-- WHAT NEEDS TO BE DONE --
Set down every record below exactly as written.

(AVAILABLE DATA Opens)

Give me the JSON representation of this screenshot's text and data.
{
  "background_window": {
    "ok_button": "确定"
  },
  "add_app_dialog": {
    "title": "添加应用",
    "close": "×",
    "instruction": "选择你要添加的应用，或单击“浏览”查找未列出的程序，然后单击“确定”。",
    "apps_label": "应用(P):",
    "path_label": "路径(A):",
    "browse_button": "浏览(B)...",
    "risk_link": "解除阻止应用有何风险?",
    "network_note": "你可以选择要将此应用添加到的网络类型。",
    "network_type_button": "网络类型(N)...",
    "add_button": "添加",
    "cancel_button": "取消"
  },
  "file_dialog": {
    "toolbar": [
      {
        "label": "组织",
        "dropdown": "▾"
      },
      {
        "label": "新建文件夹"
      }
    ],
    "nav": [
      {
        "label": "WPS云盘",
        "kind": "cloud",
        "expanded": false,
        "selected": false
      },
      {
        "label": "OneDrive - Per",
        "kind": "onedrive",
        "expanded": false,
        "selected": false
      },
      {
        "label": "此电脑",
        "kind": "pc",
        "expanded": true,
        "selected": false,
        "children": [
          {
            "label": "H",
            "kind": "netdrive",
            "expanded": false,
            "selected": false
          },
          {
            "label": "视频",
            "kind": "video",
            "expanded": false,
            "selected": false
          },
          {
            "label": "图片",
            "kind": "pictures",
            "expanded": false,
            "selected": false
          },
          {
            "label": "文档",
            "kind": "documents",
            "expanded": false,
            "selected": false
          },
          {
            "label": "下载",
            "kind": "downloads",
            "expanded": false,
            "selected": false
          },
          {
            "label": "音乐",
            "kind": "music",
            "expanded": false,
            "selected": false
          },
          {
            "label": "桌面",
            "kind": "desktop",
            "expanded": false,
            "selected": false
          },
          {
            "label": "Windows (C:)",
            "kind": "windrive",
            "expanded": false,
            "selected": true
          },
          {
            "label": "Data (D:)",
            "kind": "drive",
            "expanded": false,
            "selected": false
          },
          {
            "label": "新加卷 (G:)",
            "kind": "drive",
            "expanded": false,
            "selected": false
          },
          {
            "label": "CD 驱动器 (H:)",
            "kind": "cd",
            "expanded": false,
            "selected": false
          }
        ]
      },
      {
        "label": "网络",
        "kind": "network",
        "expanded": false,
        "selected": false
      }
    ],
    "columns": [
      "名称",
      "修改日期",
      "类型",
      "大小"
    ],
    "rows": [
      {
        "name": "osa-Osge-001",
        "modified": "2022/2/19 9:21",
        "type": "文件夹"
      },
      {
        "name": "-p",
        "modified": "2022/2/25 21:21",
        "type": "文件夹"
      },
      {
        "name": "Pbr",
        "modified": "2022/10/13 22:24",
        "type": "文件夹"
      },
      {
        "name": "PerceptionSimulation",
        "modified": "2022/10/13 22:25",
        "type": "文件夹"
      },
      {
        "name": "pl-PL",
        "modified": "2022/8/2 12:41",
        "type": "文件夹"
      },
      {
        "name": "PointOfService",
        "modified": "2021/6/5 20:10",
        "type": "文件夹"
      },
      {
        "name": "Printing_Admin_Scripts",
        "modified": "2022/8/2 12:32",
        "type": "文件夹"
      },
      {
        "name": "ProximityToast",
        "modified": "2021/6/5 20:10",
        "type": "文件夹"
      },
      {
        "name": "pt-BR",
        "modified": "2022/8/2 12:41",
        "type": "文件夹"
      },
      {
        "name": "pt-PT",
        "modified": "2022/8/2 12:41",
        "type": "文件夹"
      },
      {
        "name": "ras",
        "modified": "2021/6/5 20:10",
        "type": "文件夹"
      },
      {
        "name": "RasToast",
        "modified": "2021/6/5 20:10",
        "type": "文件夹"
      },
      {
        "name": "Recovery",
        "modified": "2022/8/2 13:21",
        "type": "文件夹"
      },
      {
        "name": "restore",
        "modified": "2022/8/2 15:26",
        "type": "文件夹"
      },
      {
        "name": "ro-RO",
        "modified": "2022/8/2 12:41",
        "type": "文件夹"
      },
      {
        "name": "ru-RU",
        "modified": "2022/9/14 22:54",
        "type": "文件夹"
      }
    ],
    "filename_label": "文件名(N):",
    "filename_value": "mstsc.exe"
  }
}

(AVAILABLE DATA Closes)

-- SOLUTION TO THIS PROBLEM --
Give me the JSON representation of this screenshot's text and data.
{
  "background_window": {
    "ok_button": "确定"
  },
  "add_app_dialog": {
    "title": "添加应用",
    "close": "×",
    "instruction": "选择你要添加的应用，或单击“浏览”查找未列出的程序，然后单击“确定”。",
    "apps_label": "应用(P):",
    "path_label": "路径(A):",
    "browse_button": "浏览(B)...",
    "risk_link": "解除阻止应用有何风险?",
    "network_note": "你可以选择要将此应用添加到的网络类型。",
    "network_type_button": "网络类型(N)...",
    "add_button": "添加",
    "cancel_button": "取消"
  },
  "file_dialog": {
    "toolbar": [
      {
        "label": "组织",
        "dropdown": "▾"
      },
      {
        "label": "新建文件夹"
      }
    ],
    "nav": [
      {
        "label": "WPS云盘",
        "kind": "cloud",
        "expanded": false,
        "selected": false
      },
      {
        "label": "OneDrive - Per",
        "kind": "onedrive",
        "expanded": false,
        "selected": false
      },
      {
        "label": "此电脑",
        "kind": "pc",
        "expanded": true,
        "selected": false,
        "children": [
          {
            "label": "H",
            "kind": "netdrive",
            "expanded": false,
            "selected": false
          },
          {
            "label": "视频",
            "kind": "video",
            "expanded": false,
            "selected": false
          },
          {
            "label": "图片",
            "kind": "pictures",
            "expanded": false,
            "selected": false
          },
          {
            "label": "文档",
            "kind": "documents",
            "expanded": false,
            "selected": false
          },
          {
            "label": "下载",
            "kind": "downloads",
            "expanded": false,
            "selected": false
          },
          {
            "label": "音乐",
            "kind": "music",
            "expanded": false,
            "selected": false
          },
          {
            "label": "桌面",
            "kind": "desktop",
            "expanded": false,
            "selected": false
          },
          {
            "label": "Windows (C:)",
            "kind": "windrive",
            "expanded": false,
            "selected": true
          },
          {
            "label": "Data (D:)",
            "kind": "drive",
            "expanded": false,
            "selected": false
          },
          {
            "label": "新加卷 (G:)",
            "kind": "drive",
            "expanded": false,
            "selected": false
          },
          {
            "label": "CD 驱动器 (H:)",
            "kind": "cd",
            "expanded": false,
            "selected": false
          }
        ]
      },
      {
        "label": "网络",
        "kind": "network",
        "expanded": false,
        "selected": false
      }
    ],
    "columns": [
      "名称",
      "修改日期",
      "类型",
      "大小"
    ],
    "rows": [
      {
        "name": "osa-Osge-001",
        "modified": "2022/2/19 9:21",
        "type": "文件夹"
      },
      {
        "name": "-p",
        "modified": "2022/2/25 21:21",
        "type": "文件夹"
      },
      {
        "name": "Pbr",
        "modified": "2022/10/13 22:24",
        "type": "文件夹"
      },
      {
        "name": "PerceptionSimulation",
        "modified": "2022/10/13 22:25",
        "type": "文件夹"
      },
      {
        "name": "pl-PL",
        "modified": "2022/8/2 12:41",
        "type": "文件夹"
      },
      {
        "name": "PointOfService",
        "modified": "2021/6/5 20:10",
        "type": "文件夹"
      },
      {
        "name": "Printing_Admin_Scripts",
        "modified": "2022/8/2 12:32",
        "type": "文件夹"
      },
      {
        "name": "ProximityToast",
        "modified": "2021/6/5 20:10",
        "type": "文件夹"
      },
      {
        "name": "pt-BR",
        "modified": "2022/8/2 12:41",
        "type": "文件夹"
      },
      {
        "name": "pt-PT",
        "modified": "2022/8/2 12:41",
        "type": "文件夹"
      },
      {
        "name": "ras",
        "modified": "2021/6/5 20:10",
        "type": "文件夹"
      },
      {
        "name": "RasToast",
        "modified": "2021/6/5 20:10",
        "type": "文件夹"
      },
      {
        "name": "Recovery",
        "modified": "2022/8/2 13:21",
        "type": "文件夹"
      },
      {
        "name": "restore",
        "modified": "2022/8/2 15:26",
        "type": "文件夹"
      },
      {
        "name": "ro-RO",
        "modified": "2022/8/2 12:41",
        "type": "文件夹"
      },
      {
        "name": "ru-RU",
        "modified": "2022/9/14 22:54",
        "type": "文件夹"
      }
    ],
    "filename_label": "文件名(N):",
    "filename_value": "mstsc.exe"
  }
}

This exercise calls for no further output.